- **Data for review**
***
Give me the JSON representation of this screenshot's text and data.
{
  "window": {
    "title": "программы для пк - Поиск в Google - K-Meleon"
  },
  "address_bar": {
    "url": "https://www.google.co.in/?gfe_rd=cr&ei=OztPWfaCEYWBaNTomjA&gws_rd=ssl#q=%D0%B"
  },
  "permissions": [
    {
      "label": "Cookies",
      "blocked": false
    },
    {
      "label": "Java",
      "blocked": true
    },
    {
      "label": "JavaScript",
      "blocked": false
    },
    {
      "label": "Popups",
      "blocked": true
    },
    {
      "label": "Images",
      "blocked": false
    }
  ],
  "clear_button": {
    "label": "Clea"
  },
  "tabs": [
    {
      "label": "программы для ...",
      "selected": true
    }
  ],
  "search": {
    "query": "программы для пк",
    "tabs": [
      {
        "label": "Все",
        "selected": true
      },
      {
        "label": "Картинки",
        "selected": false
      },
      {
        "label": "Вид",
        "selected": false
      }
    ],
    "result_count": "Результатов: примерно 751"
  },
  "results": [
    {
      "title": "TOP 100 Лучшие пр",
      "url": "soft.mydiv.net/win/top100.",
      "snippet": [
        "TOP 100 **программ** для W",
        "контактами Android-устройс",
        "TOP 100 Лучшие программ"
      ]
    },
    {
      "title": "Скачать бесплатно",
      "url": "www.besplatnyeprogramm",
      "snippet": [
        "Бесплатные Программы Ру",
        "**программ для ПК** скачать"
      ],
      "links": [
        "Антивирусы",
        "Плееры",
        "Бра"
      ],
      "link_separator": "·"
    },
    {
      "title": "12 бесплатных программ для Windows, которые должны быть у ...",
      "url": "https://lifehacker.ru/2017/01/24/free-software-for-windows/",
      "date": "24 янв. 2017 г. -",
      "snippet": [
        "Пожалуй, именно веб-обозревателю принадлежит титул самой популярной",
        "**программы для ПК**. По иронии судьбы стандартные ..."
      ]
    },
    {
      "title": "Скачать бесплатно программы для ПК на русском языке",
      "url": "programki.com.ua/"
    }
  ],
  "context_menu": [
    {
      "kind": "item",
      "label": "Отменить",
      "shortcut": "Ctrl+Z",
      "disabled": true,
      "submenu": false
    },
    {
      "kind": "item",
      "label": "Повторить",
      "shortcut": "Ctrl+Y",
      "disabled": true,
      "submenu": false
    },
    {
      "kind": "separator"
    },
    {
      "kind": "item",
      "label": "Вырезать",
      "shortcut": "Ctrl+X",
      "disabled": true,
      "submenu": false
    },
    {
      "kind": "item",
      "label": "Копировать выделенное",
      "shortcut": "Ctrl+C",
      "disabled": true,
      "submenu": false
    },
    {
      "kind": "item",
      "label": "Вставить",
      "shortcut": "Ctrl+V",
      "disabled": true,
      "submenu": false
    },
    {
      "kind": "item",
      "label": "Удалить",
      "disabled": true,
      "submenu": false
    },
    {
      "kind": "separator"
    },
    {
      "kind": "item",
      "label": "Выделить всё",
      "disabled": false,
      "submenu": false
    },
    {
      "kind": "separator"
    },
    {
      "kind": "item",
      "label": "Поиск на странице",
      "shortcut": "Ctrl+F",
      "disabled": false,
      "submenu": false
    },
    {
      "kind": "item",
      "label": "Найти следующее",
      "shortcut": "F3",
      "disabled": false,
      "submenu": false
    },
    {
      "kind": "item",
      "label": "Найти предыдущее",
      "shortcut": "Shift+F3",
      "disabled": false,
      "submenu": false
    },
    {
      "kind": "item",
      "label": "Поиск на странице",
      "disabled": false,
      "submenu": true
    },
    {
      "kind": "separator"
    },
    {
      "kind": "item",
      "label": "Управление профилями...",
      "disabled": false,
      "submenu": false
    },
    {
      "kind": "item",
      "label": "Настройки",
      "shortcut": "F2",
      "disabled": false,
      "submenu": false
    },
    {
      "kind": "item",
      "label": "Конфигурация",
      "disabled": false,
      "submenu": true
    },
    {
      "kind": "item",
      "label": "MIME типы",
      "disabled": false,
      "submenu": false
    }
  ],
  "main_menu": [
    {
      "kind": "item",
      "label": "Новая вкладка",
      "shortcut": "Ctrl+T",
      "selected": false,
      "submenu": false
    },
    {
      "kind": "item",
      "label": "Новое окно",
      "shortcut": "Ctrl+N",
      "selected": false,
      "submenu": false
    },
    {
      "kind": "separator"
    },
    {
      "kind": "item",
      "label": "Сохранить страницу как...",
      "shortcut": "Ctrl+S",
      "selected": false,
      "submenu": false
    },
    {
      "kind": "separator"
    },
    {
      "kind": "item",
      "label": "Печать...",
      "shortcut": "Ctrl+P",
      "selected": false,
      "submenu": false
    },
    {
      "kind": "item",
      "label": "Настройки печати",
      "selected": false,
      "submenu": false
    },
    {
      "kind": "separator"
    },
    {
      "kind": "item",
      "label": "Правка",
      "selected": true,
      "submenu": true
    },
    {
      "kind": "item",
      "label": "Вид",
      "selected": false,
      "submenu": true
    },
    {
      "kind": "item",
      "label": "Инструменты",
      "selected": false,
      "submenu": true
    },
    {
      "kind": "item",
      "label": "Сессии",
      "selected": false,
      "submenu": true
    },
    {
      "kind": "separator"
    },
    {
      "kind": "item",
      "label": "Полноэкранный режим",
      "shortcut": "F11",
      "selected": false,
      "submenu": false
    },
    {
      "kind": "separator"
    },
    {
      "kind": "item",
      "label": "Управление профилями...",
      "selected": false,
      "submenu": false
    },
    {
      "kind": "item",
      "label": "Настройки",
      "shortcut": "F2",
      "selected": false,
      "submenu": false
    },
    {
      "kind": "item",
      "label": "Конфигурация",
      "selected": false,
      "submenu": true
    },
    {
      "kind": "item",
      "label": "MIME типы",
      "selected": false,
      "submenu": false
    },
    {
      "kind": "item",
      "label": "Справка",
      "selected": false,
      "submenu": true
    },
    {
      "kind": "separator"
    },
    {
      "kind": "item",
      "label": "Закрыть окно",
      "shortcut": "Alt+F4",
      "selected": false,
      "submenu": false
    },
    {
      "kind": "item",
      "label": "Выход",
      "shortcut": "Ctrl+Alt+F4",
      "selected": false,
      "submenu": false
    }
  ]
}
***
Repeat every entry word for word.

- **Output for this exercise**
Give me the JSON representation of this screenshot's text and data.
{
  "window": {
    "title": "программы для пк - Поиск в Google - K-Meleon"
  },
  "address_bar": {
    "url": "https://www.google.co.in/?gfe_rd=cr&ei=OztPWfaCEYWBaNTomjA&gws_rd=ssl#q=%D0%B"
  },
  "permissions": [
    {
      "label": "Cookies",
      "blocked": false
    },
    {
      "label": "Java",
      "blocked": true
    },
    {
      "label": "JavaScript",
      "blocked": false
    },
    {
      "label": "Popups",
      "blocked": true
    },
    {
      "label": "Images",
      "blocked": false
    }
  ],
  "clear_button": {
    "label": "Clea"
  },
  "tabs": [
    {
      "label": "программы для ...",
      "selected": true
    }
  ],
  "search": {
    "query": "программы для пк",
    "tabs": [
      {
        "label": "Все",
        "selected": true
      },
      {
        "label": "Картинки",
        "selected": false
      },
      {
        "label": "Вид",
        "selected": false
      }
    ],
    "result_count": "Результатов: примерно 751"
  },
  "results": [
    {
      "title": "TOP 100 Лучшие пр",
      "url": "soft.mydiv.net/win/top100.",
      "snippet": [
        "TOP 100 **программ** для W",
        "контактами Android-устройс",
        "TOP 100 Лучшие программ"
      ]
    },
    {
      "title": "Скачать бесплатно",
      "url": "www.besplatnyeprogramm",
      "snippet": [
        "Бесплатные Программы Ру",
        "**программ для ПК** скачать"
      ],
      "links": [
        "Антивирусы",
        "Плееры",
        "Бра"
      ],
      "link_separator": "·"
    },
    {
      "title": "12 бесплатных программ для Windows, которые должны быть у ...",
      "url": "https://lifehacker.ru/2017/01/24/free-software-for-windows/",
      "date": "24 янв. 2017 г. -",
      "snippet": [
        "Пожалуй, именно веб-обозревателю принадлежит титул самой популярной",
        "**программы для ПК**. По иронии судьбы стандартные ..."
      ]
    },
    {
      "title": "Скачать бесплатно программы для ПК на русском языке",
      "url": "programki.com.ua/"
    }
  ],
  "context_menu": [
    {
      "kind": "item",
      "label": "Отменить",
      "shortcut": "Ctrl+Z",
      "disabled": true,
      "submenu": false
    },
    {
      "kind": "item",
      "label": "Повторить",
      "shortcut": "Ctrl+Y",
      "disabled": true,
      "submenu": false
    },
    {
      "kind": "separator"
    },
    {
      "kind": "item",
      "label": "Вырезать",
      "shortcut": "Ctrl+X",
      "disabled": true,
      "submenu": false
    },
    {
      "kind": "item",
      "label": "Копировать выделенное",
      "shortcut": "Ctrl+C",
      "disabled": true,
      "submenu": false
    },
    {
      "kind": "item",
      "label": "Вставить",
      "shortcut": "Ctrl+V",
      "disabled": true,
      "submenu": false
    },
    {
      "kind": "item",
      "label": "Удалить",
      "disabled": true,
      "submenu": false
    },
    {
      "kind": "separator"
    },
    {
      "kind": "item",
      "label": "Выделить всё",
      "disabled": false,
      "submenu": false
    },
    {
      "kind": "separator"
    },
    {
      "kind": "item",
      "label": "Поиск на странице",
      "shortcut": "Ctrl+F",
      "disabled": false,
      "submenu": false
    },
    {
      "kind": "item",
      "label": "Найти следующее",
      "shortcut": "F3",
      "disabled": false,
      "submenu": false
    },
    {
      "kind": "item",
      "label": "Найти предыдущее",
      "shortcut": "Shift+F3",
      "disabled": false,
      "submenu": false
    },
    {
      "kind": "item",
      "label": "Поиск на странице",
      "disabled": false,
      "submenu": true
    },
    {
      "kind": "separator"
    },
    {
      "kind": "item",
      "label": "Управление профилями...",
      "disabled": false,
      "submenu": false
    },
    {
      "kind": "item",
      "label": "Настройки",
      "shortcut": "F2",
      "disabled": false,
      "submenu": false
    },
    {
      "kind": "item",
      "label": "Конфигурация",
      "disabled": false,
      "submenu": true
    },
    {
      "kind": "item",
      "label": "MIME типы",
      "disabled": false,
      "submenu": false
    }
  ],
  "main_menu": [
    {
      "kind": "item",
      "label": "Новая вкладка",
      "shortcut": "Ctrl+T",
      "selected": false,
      "submenu": false
    },
    {
      "kind": "item",
      "label": "Новое окно",
      "shortcut": "Ctrl+N",
      "selected": false,
      "submenu": false
    },
    {
      "kind": "separator"
    },
    {
      "kind": "item",
      "label": "Сохранить страницу как...",
      "shortcut": "Ctrl+S",
      "selected": false,
      "submenu": false
    },
    {
      "kind": "separator"
    },
    {
      "kind": "item",
      "label": "Печать...",
      "shortcut": "Ctrl+P",
      "selected": false,
      "submenu": false
    },
    {
      "kind": "item",
      "label": "Настройки печати",
      "selected": false,
      "submenu": false
    },
    {
      "kind": "separator"
    },
    {
      "kind": "item",
      "label": "Правка",
      "selected": true,
      "submenu": true
    },
    {
      "kind": "item",
      "label": "Вид",
      "selected": false,
      "submenu": true
    },
    {
      "kind": "item",
      "label": "Инструменты",
      "selected": false,
      "submenu": true
    },
    {
      "kind": "item",
      "label": "Сессии",
      "selected": false,
      "submenu": true
    },
    {
      "kind": "separator"
    },
    {
      "kind": "item",
      "label": "Полноэкранный режим",
      "shortcut": "F11",
      "selected": false,
      "submenu": false
    },
    {
      "kind": "separator"
    },
    {
      "kind": "item",
      "label": "Управление профилями...",
      "selected": false,
      "submenu": false
    },
    {
      "kind": "item",
      "label": "Настройки",
      "shortcut": "F2",
      "selected": false,
      "submenu": false
    },
    {
      "kind": "item",
      "label": "Конфигурация",
      "selected": false,
      "submenu": true
    },
    {
      "kind": "item",
      "label": "MIME типы",
      "selected": false,
      "submenu": false
    },
    {
      "kind": "item",
      "label": "Справка",
      "selected": false,
      "submenu": true
    },
    {
      "kind": "separator"
    },
    {
      "kind": "item",
      "label": "Закрыть окно",
      "shortcut": "Alt+F4",
      "selected": false,
      "submenu": false
    },
    {
      "kind": "item",
      "label": "Выход",
      "shortcut": "Ctrl+Alt+F4",
      "selected": false,
      "submenu": false
    }
  ]
}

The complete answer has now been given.